Online banking is generally very safe, but you can further protect yourself — and your finances — with these cybersecurity best practices:
1. Choose your online network wisely.
Hackers exploit the vulnerabilities of public Wi-Fi. If you’re on a shared network (like at a coffee shop, library or gym), your information is in more jeopardy than using your home network. That’s because most of these Wi-Fi networks lack necessary security measures, have poor router configurations and typically have weak passwords.
It’s best to avoid online banking or conducting any other activity that involves sensitive data over public Wi-Fi. If you’re out and about, use your cellular network instead to access your online banking account. It’s not fail-safe, but it’s much more secure.
2. Use trusted websites to access your online banking accounts.
In addition to checking your network, make sure you’re accessing your banking accounts through a secure browser. If it feels off, trust your gut and wait to log in to your financial accounts.
Cybersecurity is an essential element of any modern financial institution. Governmental agencies like the Federal Deposit Insurance Corporation (FDIC) have available resources to help you research your potential bank so you can better understand its security measures.
3. Build strong passwords.
The temptation to repeat passwords or keep them simple is there, but don’t get complacent when the security of your financial information is on the line. Create complex, unique passwords to provide another layer of protection for your funds. And always secure your device and applications with a complex key code.
If it’s not already there by default, elect for additional authentication. Most online banks like Ally Bank have two-step or two-factor authentication built into their security solutions, but it’s still smart to enable multi-factor verification in other apps where this feature is optional.
And be sure to keep your authentication codes secure. Consider opting for push notifications in your apps when you can, as this is the most secure option. Otherwise, SMS (text) provides better security than email for most people.

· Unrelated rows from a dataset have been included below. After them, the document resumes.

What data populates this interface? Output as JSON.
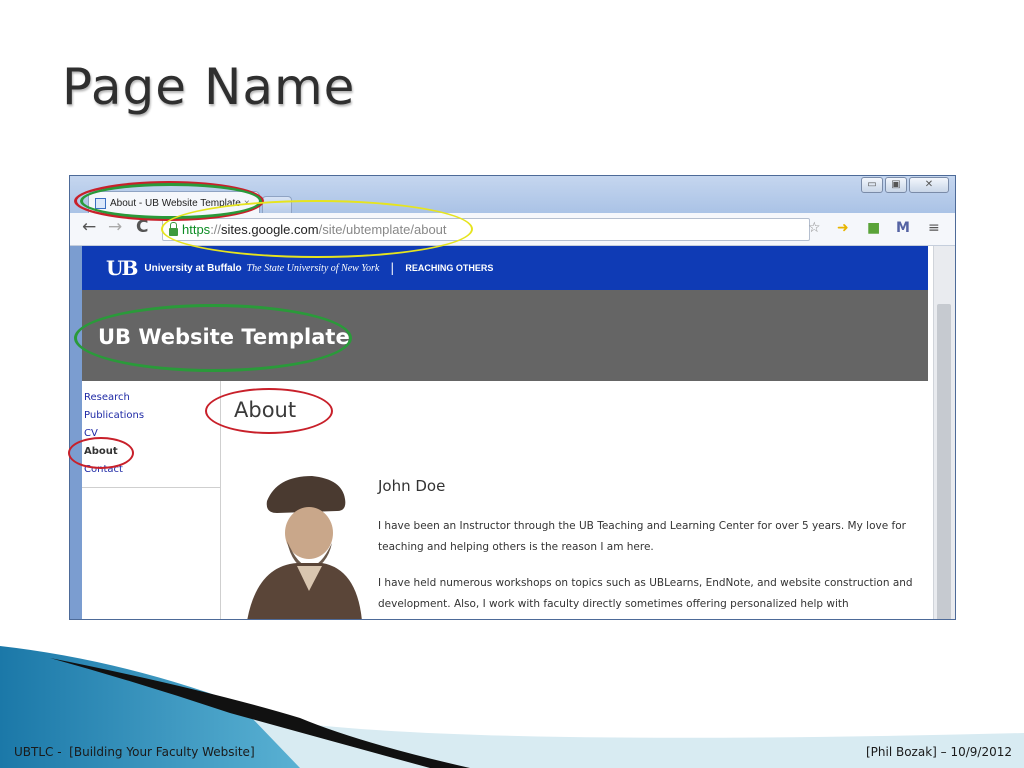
{
  "slide": {
    "title": "Page Name",
    "footer_left": "UBTLC -  [Building Your Faculty Website]",
    "footer_right": "[Phil Bozak] – 10/9/2012"
  },
  "browser": {
    "tab_title": "About - UB Website Template",
    "tab_close": "×",
    "window_buttons": {
      "minimize": "▭",
      "maximize": "▣",
      "close": "✕"
    },
    "nav": {
      "back": "←",
      "forward": "→",
      "reload": "C"
    },
    "address": {
      "scheme": "https",
      "separator": "://",
      "host": "sites.google.com",
      "path": "/site/ubtemplate/about"
    },
    "toolbar_icons": [
      "star-icon",
      "extension-icon",
      "evernote-icon",
      "gmail-icon",
      "menu-icon"
    ]
  },
  "site": {
    "banner": {
      "logo": "UB",
      "name": "University at Buffalo",
      "subtitle": "The State University of New York",
      "divider": "|",
      "tagline": "REACHING OTHERS"
    },
    "title": "UB Website Template",
    "nav_items": [
      "Research",
      "Publications",
      "CV",
      "About",
      "Contact"
    ],
    "current_nav": "About",
    "page_heading": "About",
    "person_name": "John Doe",
    "bio_paragraphs": [
      "I have been an Instructor through the UB Teaching and Learning Center for over 5 years. My love for teaching and helping others is the reason I am here.",
      "I have held numerous workshops on topics such as UBLearns, EndNote, and website construction and development. Also, I work with faculty directly sometimes offering personalized help with"
    ]
  },
  "colors": {
    "ub_blue": "#0f3bb5",
    "header_gray": "#656565",
    "annotation_red": "#c8202a",
    "annotation_green": "#2a9a3a",
    "annotation_yellow": "#e6e41e"
  }
}
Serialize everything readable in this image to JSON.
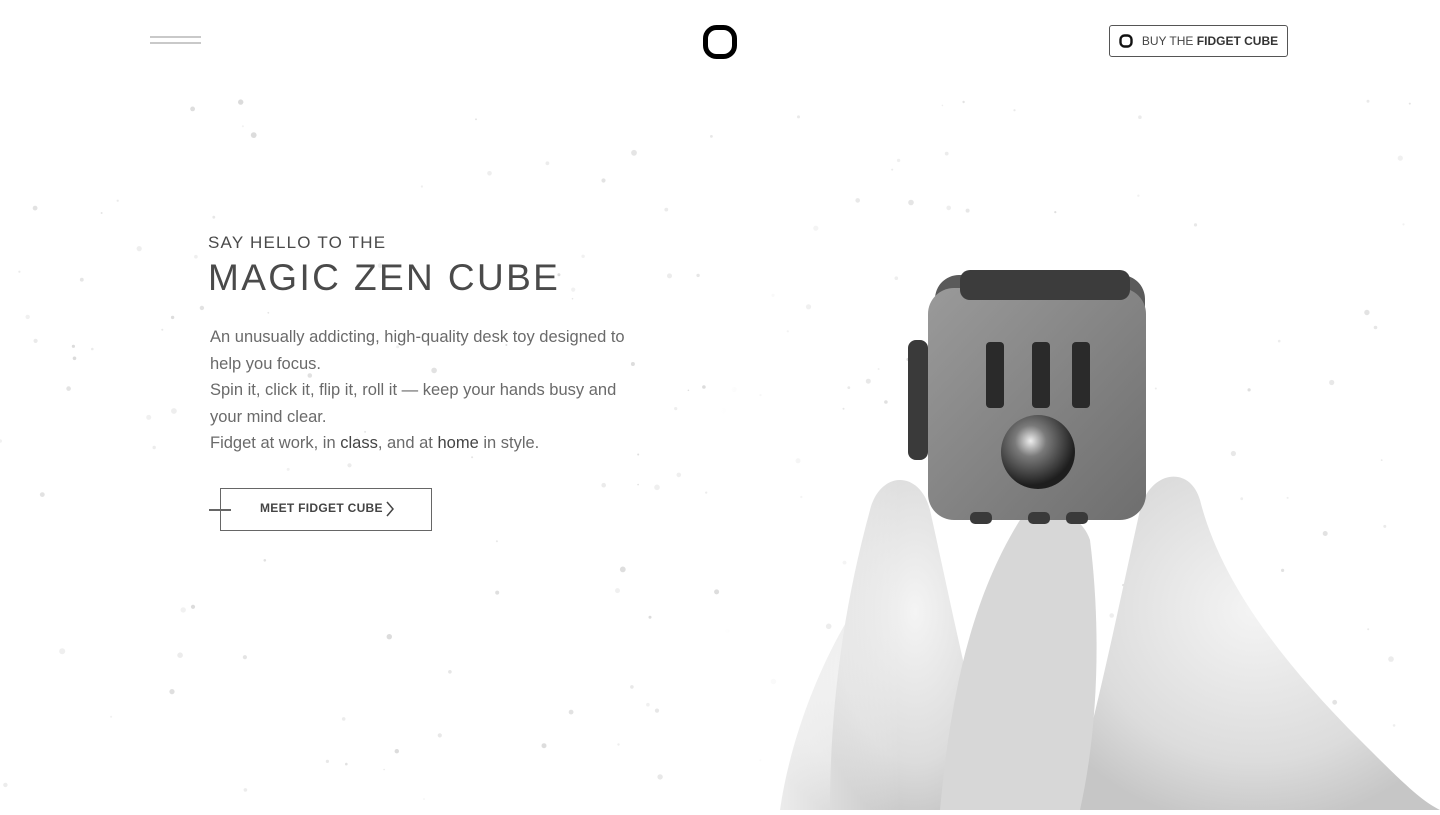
{
  "header": {
    "menu_icon": "hamburger-icon",
    "logo_icon": "rounded-square-logo-icon",
    "buy_button": {
      "icon": "rounded-square-mini-icon",
      "prefix": "BUY THE",
      "emphasis": "FIDGET CUBE"
    }
  },
  "hero": {
    "eyebrow": "SAY HELLO TO THE",
    "headline": "MAGIC ZEN CUBE",
    "description": {
      "line1": "An unusually addicting, high-quality desk toy designed to help you focus.",
      "line2": "Spin it, click it, flip it, roll it — keep your hands busy and your mind clear.",
      "line3_prefix": "Fidget at work, in ",
      "line3_class": "class",
      "line3_mid": ", and at ",
      "line3_home": "home",
      "line3_suffix": " in style."
    },
    "cta_label": "MEET FIDGET CUBE",
    "cta_icon": "chevron-right-icon",
    "image": "hand-holding-fidget-cube-photo"
  },
  "colors": {
    "background": "#ffffff",
    "text": "#4a4a4a",
    "body_text": "#6a6a6a",
    "border": "#555555"
  }
}
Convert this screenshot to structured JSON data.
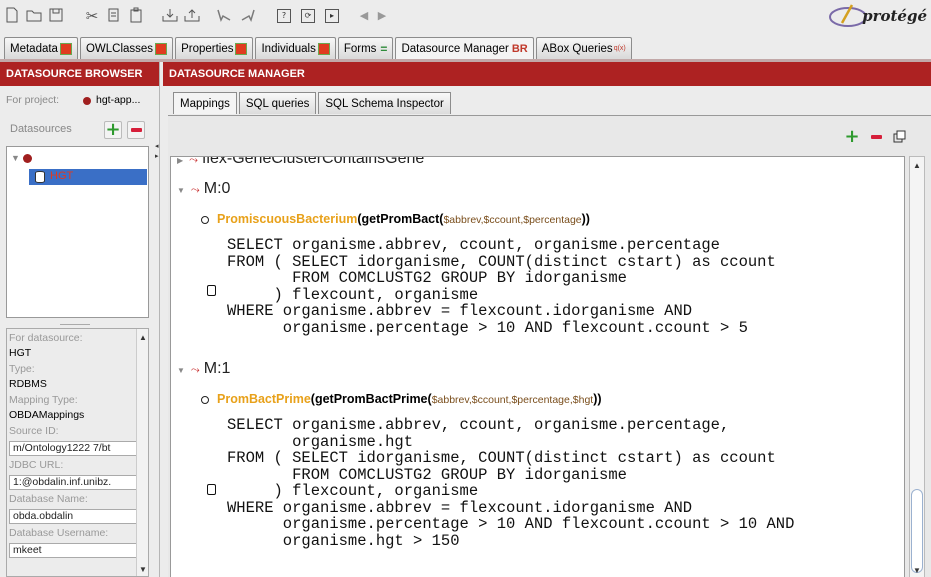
{
  "toolbar": {
    "buttons": [
      "new-file-icon",
      "open-folder-icon",
      "save-icon",
      "cut-icon",
      "copy-icon",
      "paste-icon",
      "import-icon",
      "export-icon",
      "undo-icon",
      "redo-icon",
      "nav-help-icon",
      "nav-step-icon",
      "nav-run-icon",
      "back-icon",
      "forward-icon"
    ],
    "glyph_back": "◀",
    "glyph_forward": "▶",
    "brand": "protégé"
  },
  "tabs": [
    {
      "label": "Metadata",
      "mark": "red"
    },
    {
      "label": "OWLClasses",
      "mark": "red"
    },
    {
      "label": "Properties",
      "mark": "red"
    },
    {
      "label": "Individuals",
      "mark": "red"
    },
    {
      "label": "Forms",
      "mark": "eq"
    },
    {
      "label": "Datasource Manager",
      "mark": "badge",
      "badge": "BR"
    },
    {
      "label": "ABox Queries",
      "mark": "sup",
      "sup": "q(x)"
    }
  ],
  "left": {
    "title": "DATASOURCE BROWSER",
    "project_label": "For project:",
    "project_value": "hgt-app...",
    "datasources_label": "Datasources",
    "tree_root_toggle": "▼",
    "tree_item": "HGT",
    "props": {
      "for_datasource_label": "For datasource:",
      "for_datasource_value": "HGT",
      "type_label": "Type:",
      "type_value": "RDBMS",
      "mapping_type_label": "Mapping Type:",
      "mapping_type_value": "OBDAMappings",
      "source_id_label": "Source ID:",
      "source_id_value": "m/Ontology1222 7/bt",
      "jdbc_url_label": "JDBC URL:",
      "jdbc_url_value": "1:@obdalin.inf.unibz.",
      "db_name_label": "Database Name:",
      "db_name_value": "obda.obdalin",
      "db_user_label": "Database Username:",
      "db_user_value": "mkeet"
    }
  },
  "main": {
    "title": "DATASOURCE MANAGER",
    "subtabs": [
      "Mappings",
      "SQL queries",
      "SQL Schema Inspector"
    ],
    "mappings": [
      {
        "id": "flex-GeneClusterContainsGene",
        "toggle": "▶"
      },
      {
        "id": "M:0",
        "toggle": "▼",
        "target_class": "PromiscuousBacterium",
        "target_fn": "getPromBact",
        "target_args": "$abbrev,$ccount,$percentage",
        "sql": "SELECT organisme.abbrev, ccount, organisme.percentage\nFROM ( SELECT idorganisme, COUNT(distinct cstart) as ccount\n       FROM COMCLUSTG2 GROUP BY idorganisme\n     ) flexcount, organisme\nWHERE organisme.abbrev = flexcount.idorganisme AND\n      organisme.percentage > 10 AND flexcount.ccount > 5"
      },
      {
        "id": "M:1",
        "toggle": "▼",
        "target_class": "PromBactPrime",
        "target_fn": "getPromBactPrime",
        "target_args": "$abbrev,$ccount,$percentage,$hgt",
        "sql": "SELECT organisme.abbrev, ccount, organisme.percentage,\n       organisme.hgt\nFROM ( SELECT idorganisme, COUNT(distinct cstart) as ccount\n       FROM COMCLUSTG2 GROUP BY idorganisme\n     ) flexcount, organisme\nWHERE organisme.abbrev = flexcount.idorganisme AND\n      organisme.percentage > 10 AND flexcount.ccount > 10 AND\n      organisme.hgt > 150"
      }
    ]
  },
  "colors": {
    "panel_header": "#ad2222",
    "selection": "#3a6fc6",
    "class_name": "#e8a11a",
    "add": "#2e9a2e",
    "remove": "#d61f3a"
  }
}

5. Don't respond to suspicious emails, texts or phone calls.
Bank accounts are a common target for cybercriminals. Whether it’s via email or phone, many customers across the industry are victimized every day by fraudsters pretending to be associated with a bank. Some can even spoof the bank’s phone number, so it looks like you’re getting a legitimate call. It’s a scary thought, but don’t panic, there are ways to protect yourself. And remember, if you see something, say something.
Most banks, including Ally Bank, allow you to set up suspicious activity alerts online or through their mobile app. In the unlikely event a fraudster gains access to your online accounts, you will receive an alert via email or text informing you about any questionable transactions, including large withdrawals, account closures and fishy login attempts.
Is Ally Bank safe?
Keeping your accounts and personal information secure is a top priority for Ally Bank — especially for those of us on the fraud and security teams. Our approach protects you with a layered strategy that is constantly updated to protect customers from the latest threats.
At Ally Bank, we guarantee that you will not be liable for any unauthorized online or mobile banking transaction as long as you report it to us within 60 days from when your statement is made available. Check out our online bank account options.
Jeff Kearney, CFE, CAMS, is the executive director of enterprise fraud, security and investigations at Ally, responsible for leading the company’s approach to fraud-fighting and prevention. Jeff works to create partnerships with teams across Ally as well as external vendors and law enforcement in order to stay vigilant and current on all fraud and security matters. Jeff has a long background in fraud and security, previously holding the position of chief security officer at GMAC Insurance.